Bell's Special Double Cream Stout Review

Name: Bell's Special Double Cream Stout
Style: Stout
ABV: 6.1%

I have yet another winter seasonal courtesy of Bell's Brewing. Since I've been on somewhat of a roll with reviewing stouts, I have taken this opportunity to review Bell's Special Double Cream Stout. I find it a bit odd that they would throw in the name "Double" even though the ABV is only at 6.1% as opposed to something higher. In any case

The beer pours a black color with a red tinge along the edges when held up to a light. The head starts out with a nice foamy look before settling to a more filmy appearance with some pretty good lacing.

The aroma has a nice chocolate and surprisingly strong lactose quality to it. Along with that are notes of roasted barley, and some mild coffee ground notes. It smells almost like someone poured coffee creamer into my beer which is the best way I can describe it.

Flavor-wise, it's pretty heavy on the chocolate and lactose with some notes of whipped cream, sugar and roasted barley and malts. Again, it's like coffee creamer but with some much sweeter notes. As for the aftertaste, it's a mix of sweet cream and roasted barley.

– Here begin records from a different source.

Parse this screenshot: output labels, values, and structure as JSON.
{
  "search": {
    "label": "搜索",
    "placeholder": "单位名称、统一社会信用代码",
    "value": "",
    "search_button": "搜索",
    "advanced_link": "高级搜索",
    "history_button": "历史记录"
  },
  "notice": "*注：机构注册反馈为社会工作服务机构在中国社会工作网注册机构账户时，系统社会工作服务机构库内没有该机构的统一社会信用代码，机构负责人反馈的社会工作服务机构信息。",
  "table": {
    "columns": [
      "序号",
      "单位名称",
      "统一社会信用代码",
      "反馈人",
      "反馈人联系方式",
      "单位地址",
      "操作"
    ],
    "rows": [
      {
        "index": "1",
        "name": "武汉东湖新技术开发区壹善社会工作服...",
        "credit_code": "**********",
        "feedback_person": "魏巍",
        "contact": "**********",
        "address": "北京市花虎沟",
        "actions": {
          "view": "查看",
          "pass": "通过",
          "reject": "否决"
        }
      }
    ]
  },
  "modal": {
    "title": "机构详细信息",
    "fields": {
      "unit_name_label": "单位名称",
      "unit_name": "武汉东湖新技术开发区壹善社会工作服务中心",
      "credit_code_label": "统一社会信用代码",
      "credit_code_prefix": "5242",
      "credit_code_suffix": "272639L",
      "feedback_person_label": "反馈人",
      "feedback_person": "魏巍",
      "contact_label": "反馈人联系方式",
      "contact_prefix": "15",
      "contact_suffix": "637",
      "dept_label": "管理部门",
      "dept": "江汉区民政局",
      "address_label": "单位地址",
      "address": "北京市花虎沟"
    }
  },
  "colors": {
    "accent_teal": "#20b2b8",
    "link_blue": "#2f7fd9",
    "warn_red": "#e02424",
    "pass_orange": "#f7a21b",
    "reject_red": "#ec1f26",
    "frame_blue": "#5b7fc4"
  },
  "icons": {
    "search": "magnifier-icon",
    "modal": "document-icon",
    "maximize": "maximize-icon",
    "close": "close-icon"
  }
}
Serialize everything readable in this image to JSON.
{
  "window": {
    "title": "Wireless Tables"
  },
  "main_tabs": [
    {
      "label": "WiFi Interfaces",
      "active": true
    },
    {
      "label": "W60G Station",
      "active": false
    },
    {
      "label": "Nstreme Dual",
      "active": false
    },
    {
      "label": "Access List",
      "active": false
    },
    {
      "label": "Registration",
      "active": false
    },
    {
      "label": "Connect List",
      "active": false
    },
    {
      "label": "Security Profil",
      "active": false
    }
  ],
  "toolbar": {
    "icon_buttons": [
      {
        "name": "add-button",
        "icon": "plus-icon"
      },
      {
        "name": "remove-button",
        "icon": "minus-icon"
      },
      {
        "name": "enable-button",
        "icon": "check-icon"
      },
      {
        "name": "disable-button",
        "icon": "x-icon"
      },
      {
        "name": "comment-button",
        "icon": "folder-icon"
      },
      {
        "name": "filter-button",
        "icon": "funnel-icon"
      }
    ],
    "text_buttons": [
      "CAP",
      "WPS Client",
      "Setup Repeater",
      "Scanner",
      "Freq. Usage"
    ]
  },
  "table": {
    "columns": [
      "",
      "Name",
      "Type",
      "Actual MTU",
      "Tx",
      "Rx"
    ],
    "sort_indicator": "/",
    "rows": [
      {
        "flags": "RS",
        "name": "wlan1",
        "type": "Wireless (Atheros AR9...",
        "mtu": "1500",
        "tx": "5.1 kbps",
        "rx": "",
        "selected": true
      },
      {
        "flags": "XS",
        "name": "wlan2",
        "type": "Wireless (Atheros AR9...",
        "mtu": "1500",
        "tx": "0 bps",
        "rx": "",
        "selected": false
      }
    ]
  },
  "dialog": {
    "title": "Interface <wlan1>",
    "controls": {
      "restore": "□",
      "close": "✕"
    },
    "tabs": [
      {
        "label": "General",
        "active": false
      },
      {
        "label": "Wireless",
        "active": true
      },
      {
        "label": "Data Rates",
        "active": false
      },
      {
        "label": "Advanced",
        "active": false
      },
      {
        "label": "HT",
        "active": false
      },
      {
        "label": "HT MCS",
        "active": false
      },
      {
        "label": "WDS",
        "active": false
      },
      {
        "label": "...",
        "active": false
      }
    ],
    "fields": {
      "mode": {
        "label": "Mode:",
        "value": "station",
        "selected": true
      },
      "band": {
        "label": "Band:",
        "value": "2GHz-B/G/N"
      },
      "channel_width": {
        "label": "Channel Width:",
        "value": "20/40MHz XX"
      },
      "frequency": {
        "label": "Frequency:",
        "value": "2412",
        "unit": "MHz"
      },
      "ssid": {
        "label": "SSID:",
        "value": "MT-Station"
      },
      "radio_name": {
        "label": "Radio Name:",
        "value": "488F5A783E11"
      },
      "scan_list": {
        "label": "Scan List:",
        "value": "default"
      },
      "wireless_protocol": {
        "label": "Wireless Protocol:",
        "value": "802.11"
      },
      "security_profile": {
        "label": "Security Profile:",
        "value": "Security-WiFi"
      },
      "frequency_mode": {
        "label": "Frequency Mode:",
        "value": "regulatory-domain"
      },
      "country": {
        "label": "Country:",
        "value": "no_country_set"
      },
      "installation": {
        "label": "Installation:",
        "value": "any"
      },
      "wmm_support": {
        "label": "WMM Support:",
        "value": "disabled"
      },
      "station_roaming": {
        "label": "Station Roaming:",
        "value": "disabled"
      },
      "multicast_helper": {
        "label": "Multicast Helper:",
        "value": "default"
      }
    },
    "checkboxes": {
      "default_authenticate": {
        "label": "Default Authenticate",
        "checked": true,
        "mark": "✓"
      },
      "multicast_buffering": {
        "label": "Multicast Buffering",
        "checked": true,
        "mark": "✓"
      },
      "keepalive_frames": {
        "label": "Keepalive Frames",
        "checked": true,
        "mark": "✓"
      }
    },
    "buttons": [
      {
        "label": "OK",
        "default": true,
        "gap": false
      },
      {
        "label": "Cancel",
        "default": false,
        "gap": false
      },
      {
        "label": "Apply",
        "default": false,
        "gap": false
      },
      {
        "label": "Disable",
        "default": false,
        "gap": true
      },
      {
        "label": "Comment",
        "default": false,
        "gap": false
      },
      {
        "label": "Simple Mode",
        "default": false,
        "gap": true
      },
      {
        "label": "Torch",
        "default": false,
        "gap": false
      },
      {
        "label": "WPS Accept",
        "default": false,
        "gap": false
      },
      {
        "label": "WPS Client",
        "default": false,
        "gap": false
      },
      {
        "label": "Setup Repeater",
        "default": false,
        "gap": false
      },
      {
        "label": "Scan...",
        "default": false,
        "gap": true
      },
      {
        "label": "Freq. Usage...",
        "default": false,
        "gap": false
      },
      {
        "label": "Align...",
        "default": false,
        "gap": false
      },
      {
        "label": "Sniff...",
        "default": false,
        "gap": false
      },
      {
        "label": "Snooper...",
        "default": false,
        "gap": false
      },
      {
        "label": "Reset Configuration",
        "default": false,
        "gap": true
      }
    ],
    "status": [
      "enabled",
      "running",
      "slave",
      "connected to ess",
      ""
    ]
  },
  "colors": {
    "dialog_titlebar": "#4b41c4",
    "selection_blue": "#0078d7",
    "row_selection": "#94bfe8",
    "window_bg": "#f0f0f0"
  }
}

Despite my expectations, the palate is very light in terms of both body and carbonation. With that said, it's also got a very smooth texture which makes this very easy to drink

I have to say that I enjoyed this quite a bit! It may be a little too high in lactose for some, but this is a great beer to try out and an excellent cream stout. I wish Bell's would make this a year-round offering because I would definitely buy this on a regular basis.

Bell's Special Double Cream Stout - 9/10

Saturday, February 1, 2014

Sam Adams White Christmas Review

Name: Sam Adams White Christmas
Style: Witbier
ABV: 5.8%

As many of you may be thinking in your heads, I am painfully aware that Christmas was over a month ago. Still, that does not necessarily mean that I am done with winter seasonals because there is still over a month left in winter (sadly.) How I long for a winter like the one we had in 2012 because we pretty much had no winter that year, and to me, those are the best kind of winters.

In any case, today I'm looking at a winter seasonal from Sam Adams called White Christmas, a Belgian White aka Witbier. I'd make a cheesy Bing Crosby reference here but I will refrain from doing so.

White Christmas pours a wet golden color with a some high carbonation. The head has a pretty appearance and no lacing to speak of.

The aroma starts off with a pleasent scent of orange peel, wheat and spices. Along with that are notes of cloves, cinnamon and malts.

Cinnamon and spices make up a good portion of the flavor. These are supported by some citrus hops, wheat and pale malts.

The palate is moderate in weight and some mild feeling carbonation is tacked on for good measure. This beer is pretty easy to drink.

I found this to be a pretty good Witbier and warms you up a little bit when drinking thanks to the cinnamon and spice flavors. I could see myself drinking this again next time the winter rolls around.

Sam Adams White Christmas - 8/10